He expended much of the early portion of that profession in regional theater, including 8 a long time at Arena Phase in Washington. In a 2003 interview, he advised The Periods that he appeared in an normal of 13 to 15 exhibits a yr at the commence of his career and put in as many as 300 days undertaking.
Mr. Beatty’s survivors include his fourth wife, Sandra Johnson. Full data on survivors was not immediately out there.
Mr. Beatty performed Large Daddy, the plantation-operator patriarch of a troubled Southern family, in the 2003 Broadway revival of Tennessee Williams’s “Cat on a Hot Tin Roof,” which also starred Jason Patric and Ashley Judd. He had earlier played the exact job in the revival’s London creation, for which he was nominated for an Olivier Award.

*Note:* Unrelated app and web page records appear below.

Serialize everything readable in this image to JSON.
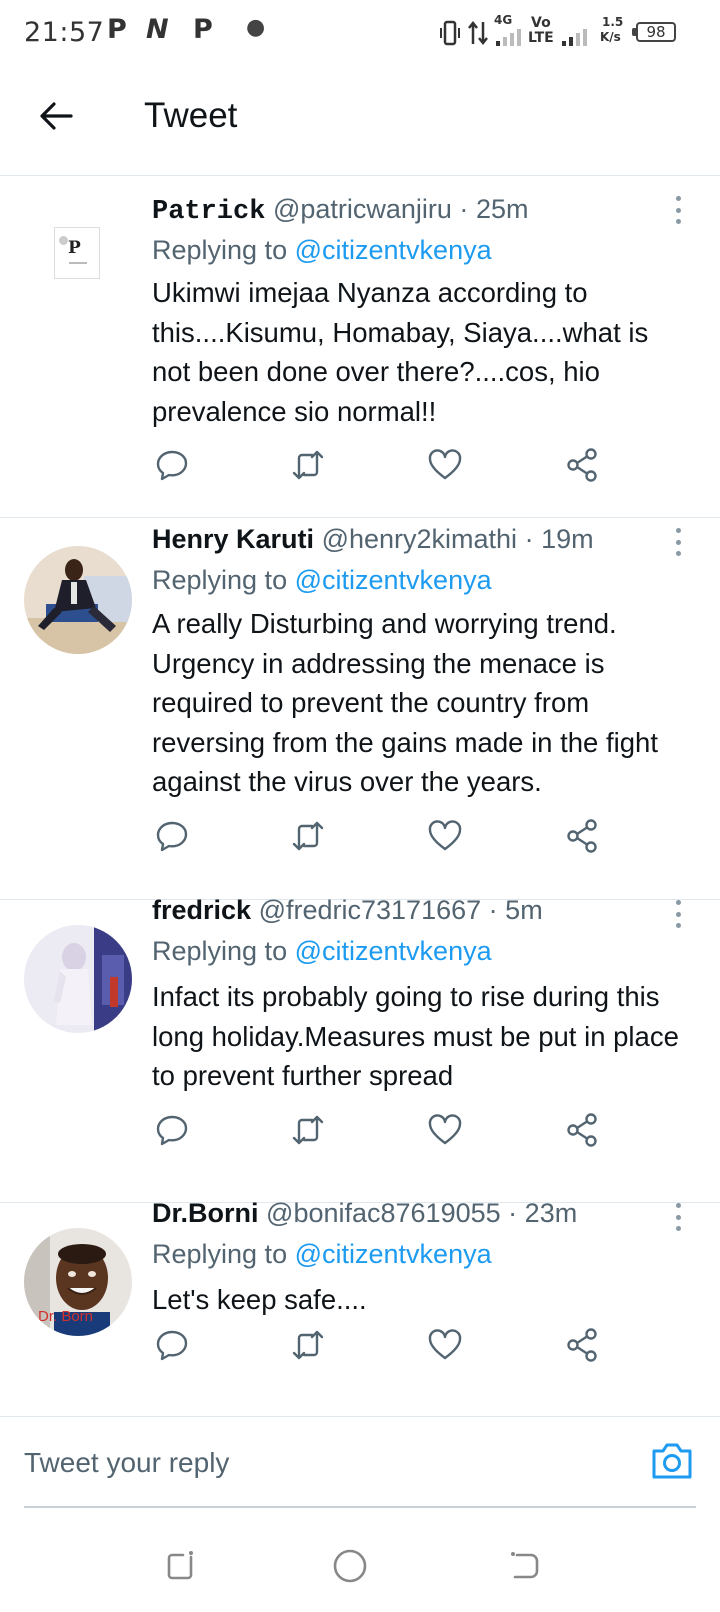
{
  "status_bar": {
    "time": "21:57",
    "notif_icons": [
      "P",
      "N",
      "P"
    ],
    "net_4g": "4G",
    "volte": "Vo\nLTE",
    "speed_value": "1.5",
    "speed_unit": "K/s",
    "battery": "98"
  },
  "header": {
    "title": "Tweet"
  },
  "tweets": [
    {
      "name": "Patrick",
      "handle": "@patricwanjiru",
      "time": "25m",
      "replying_prefix": "Replying to",
      "replying_to": "@citizentvkenya",
      "text": "Ukimwi imejaa Nyanza according to this....Kisumu, Homabay, Siaya....what is not been done over there?....cos, hio prevalence sio normal!!",
      "avatar_letter": "P"
    },
    {
      "name": "Henry Karuti",
      "handle": "@henry2kimathi",
      "time": "19m",
      "replying_prefix": "Replying to",
      "replying_to": "@citizentvkenya",
      "text": "A really Disturbing and worrying trend. Urgency in addressing the menace is required to prevent the country from reversing from the gains made in the fight against the virus over the years."
    },
    {
      "name": "fredrick",
      "handle": "@fredric73171667",
      "time": "5m",
      "replying_prefix": "Replying to",
      "replying_to": "@citizentvkenya",
      "text": "Infact its probably going to rise during this long holiday.Measures must be put in place to prevent further spread"
    },
    {
      "name": "Dr.Borni",
      "handle": "@bonifac87619055",
      "time": "23m",
      "replying_prefix": "Replying to",
      "replying_to": "@citizentvkenya",
      "text": "Let's keep safe....",
      "avatar_caption": "Dr. Born"
    }
  ],
  "separator": "·",
  "reply_bar": {
    "placeholder": "Tweet your reply"
  },
  "colors": {
    "accent": "#1d9bf0",
    "secondary_text": "#536471",
    "divider": "#e1e8ed"
  }
}
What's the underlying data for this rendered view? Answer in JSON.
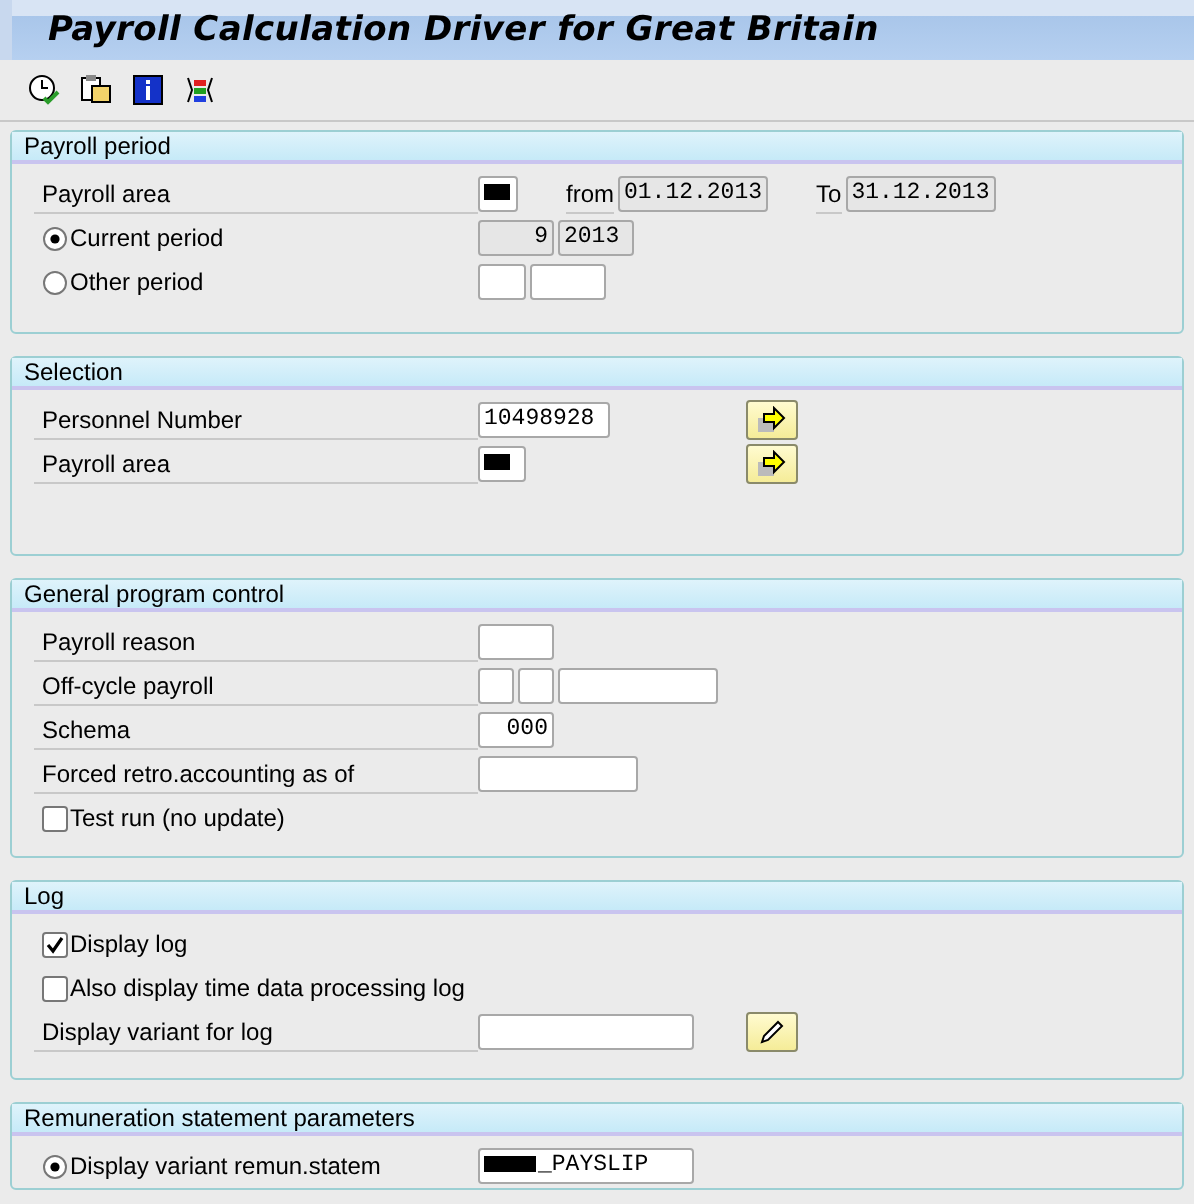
{
  "window": {
    "title": "Payroll Calculation Driver for Great Britain"
  },
  "toolbar": [
    {
      "kind": "tool"
    },
    {
      "kind": "tool"
    },
    {
      "kind": "tool"
    },
    {
      "kind": "tool"
    }
  ],
  "sections": [
    {
      "title": "Payroll period",
      "rows": [
        {
          "kind": "field",
          "label": "Payroll area",
          "parts": [
            {
              "kind": "input",
              "redacted": true,
              "readonly": false
            },
            {
              "kind": "text",
              "text": "from"
            },
            {
              "kind": "input",
              "value": "01.12.2013",
              "readonly": true
            },
            {
              "kind": "text",
              "text": "To"
            },
            {
              "kind": "input",
              "value": "31.12.2013",
              "readonly": true
            }
          ]
        },
        {
          "kind": "radio",
          "label": "Current period",
          "selected": true,
          "parts": [
            {
              "kind": "input",
              "value": "9",
              "readonly": true
            },
            {
              "kind": "input",
              "value": "2013",
              "readonly": true
            }
          ]
        },
        {
          "kind": "radio",
          "label": "Other period",
          "selected": false,
          "parts": [
            {
              "kind": "input",
              "readonly": false
            },
            {
              "kind": "input",
              "readonly": false
            }
          ]
        }
      ]
    },
    {
      "title": "Selection",
      "rows": [
        {
          "kind": "lookup",
          "label": "Personnel Number",
          "parts": [
            {
              "kind": "input",
              "value": "10498928",
              "readonly": false
            }
          ]
        },
        {
          "kind": "lookup",
          "label": "Payroll area",
          "parts": [
            {
              "kind": "input",
              "redacted": true,
              "readonly": false
            }
          ]
        }
      ]
    },
    {
      "title": "General program control",
      "rows": [
        {
          "kind": "field",
          "label": "Payroll reason",
          "parts": [
            {
              "kind": "input",
              "readonly": false
            }
          ]
        },
        {
          "kind": "field",
          "label": "Off-cycle payroll",
          "parts": [
            {
              "kind": "input",
              "readonly": false
            },
            {
              "kind": "input",
              "readonly": false
            },
            {
              "kind": "input",
              "readonly": false
            }
          ]
        },
        {
          "kind": "field",
          "label": "Schema",
          "parts": [
            {
              "kind": "input",
              "value": "000",
              "readonly": false
            }
          ]
        },
        {
          "kind": "field",
          "label": "Forced retro.accounting as of",
          "parts": [
            {
              "kind": "input",
              "readonly": false
            }
          ]
        },
        {
          "kind": "checkbox",
          "label": "Test run (no update)",
          "checked": false
        }
      ]
    },
    {
      "title": "Log",
      "rows": [
        {
          "kind": "checkbox",
          "label": "Display log",
          "checked": true
        },
        {
          "kind": "checkbox",
          "label": "Also display time data processing log",
          "checked": false
        },
        {
          "kind": "variant",
          "label": "Display variant for log",
          "parts": [
            {
              "kind": "input",
              "readonly": false
            }
          ]
        }
      ]
    },
    {
      "title": "Remuneration statement parameters",
      "rows": [
        {
          "kind": "radio",
          "label": "Display variant remun.statem",
          "selected": true,
          "parts": [
            {
              "kind": "input",
              "value": "_PAYSLIP",
              "redacted": true,
              "readonly": false
            }
          ]
        }
      ]
    }
  ]
}
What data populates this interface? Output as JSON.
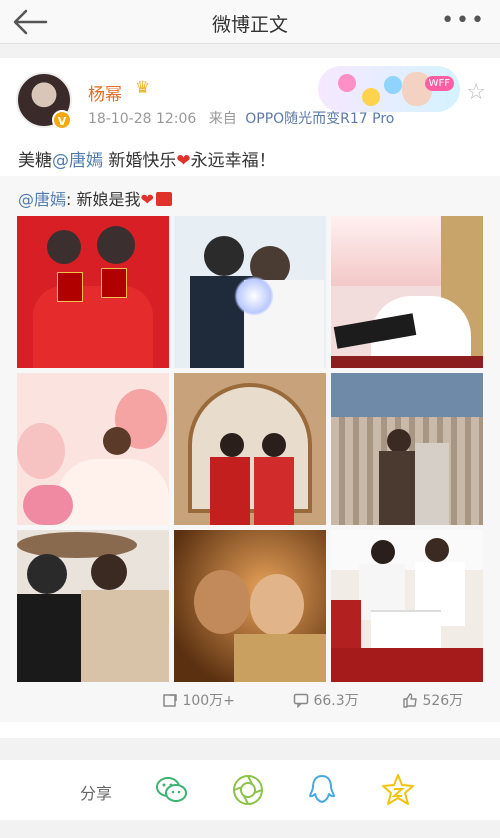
{
  "header": {
    "title": "微博正文"
  },
  "post": {
    "username": "杨幂",
    "time": "18-10-28 12:06",
    "source_prefix": "来自",
    "source": "OPPO随光而变R17 Pro",
    "text_part1": "美糖",
    "mention": "@唐嫣",
    "text_part2": " 新婚快乐",
    "text_part3": "永远幸福！",
    "decor_tag": "WFF"
  },
  "repost": {
    "mention": "@唐嫣",
    "text": ": 新娘是我"
  },
  "stats": {
    "reposts": "100万+",
    "comments": "66.3万",
    "likes": "526万"
  },
  "share": {
    "label": "分享"
  },
  "colors": {
    "username": "#e86b1f",
    "mention": "#4f7cb0",
    "heart": "#e0322a",
    "wechat": "#3cb371",
    "moments": "#8bc34a",
    "qq": "#4aa8e0",
    "qzone": "#f4c20d"
  }
}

Candidly examining his co-stars, Mr. Beatty said that Broadway had appear to count also closely on stars, thrusting them into hard roles they did not have the acting chops to manage.
“In theater you want to go from right here to there, you want it to be about something,” he mentioned. “Stage actors master how to do that. Film actors usually really don’t even think about it. They do what the director desires them to do, and they by no means tell their functionality with — phone it what you wish — by means of-line, objective.”
While Mr. Beatty was most effective recognized as a spectacular actor, he also gave noteworthy performances in many comedic roles.
In “Superman” (1978), he performed Otis, the bumbling toady of the villainous Lex Luthor (Gene Hackman), who participates in Luthor’s interception of nuclear warheads but is most noteworthy for his comic cluelessness. He reprised the position in “Superman II” two years later on.
In 1986, he held his very own opposite Rodney Dangerfield as the gushing and unscrupulous Dean Martin of the fictional Grand Lakes College in “Back to School.” When he features admission to Thornton Melon (Mr. Dangerfield), the proprietor of a chain of major-and-tall apparel stores, in trade for the donation of a constructing, the head of the enterprise school objects to the quid professional quo.
“But I’d just like to say, in all fairness to Mr. Melon listed here,” Mr. Beatty’s character responds, “it was a really significant test.”
Mr. Beatty performed a lot of other compact but significant roles, such as the voice of Lotso, a teddy bear who turns evil, in “Toy Tale 3” (2010). In “Rudy,” the 1993 motion picture about a University of Notre Dame walk-on football player who would make the workforce, he performed the modest but significant job of Daniel Ruettiger, the title character’s blue-collar father. As he enters the stadium for the to start with time, he is defeat by the moment.
“This,” he suggests, “is the most lovely sight these eyes have at any time found.”
Jordan Allen contributed reporting.